### Exercise details
The response has to be every entry, printed word for word.

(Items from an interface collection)
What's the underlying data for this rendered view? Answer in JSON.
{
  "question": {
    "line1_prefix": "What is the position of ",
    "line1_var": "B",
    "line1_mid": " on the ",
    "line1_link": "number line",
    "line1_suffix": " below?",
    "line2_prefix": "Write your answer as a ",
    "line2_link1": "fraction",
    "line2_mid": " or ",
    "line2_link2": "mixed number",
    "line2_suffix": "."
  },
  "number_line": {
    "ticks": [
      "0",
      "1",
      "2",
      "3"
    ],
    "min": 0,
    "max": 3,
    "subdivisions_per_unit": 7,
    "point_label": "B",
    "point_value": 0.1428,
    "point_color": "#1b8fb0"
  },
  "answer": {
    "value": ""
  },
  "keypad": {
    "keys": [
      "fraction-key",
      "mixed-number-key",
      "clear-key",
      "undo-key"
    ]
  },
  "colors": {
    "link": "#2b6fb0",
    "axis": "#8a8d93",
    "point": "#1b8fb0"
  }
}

### Written answer
What's the underlying data for this rendered view? Answer in JSON.
{
  "question": {
    "line1_prefix": "What is the position of ",
    "line1_var": "B",
    "line1_mid": " on the ",
    "line1_link": "number line",
    "line1_suffix": " below?",
    "line2_prefix": "Write your answer as a ",
    "line2_link1": "fraction",
    "line2_mid": " or ",
    "line2_link2": "mixed number",
    "line2_suffix": "."
  },
  "number_line": {
    "ticks": [
      "0",
      "1",
      "2",
      "3"
    ],
    "min": 0,
    "max": 3,
    "subdivisions_per_unit": 7,
    "point_label": "B",
    "point_value": 0.1428,
    "point_color": "#1b8fb0"
  },
  "answer": {
    "value": ""
  },
  "keypad": {
    "keys": [
      "fraction-key",
      "mixed-number-key",
      "clear-key",
      "undo-key"
    ]
  },
  "colors": {
    "link": "#2b6fb0",
    "axis": "#8a8d93",
    "point": "#1b8fb0"
  }
}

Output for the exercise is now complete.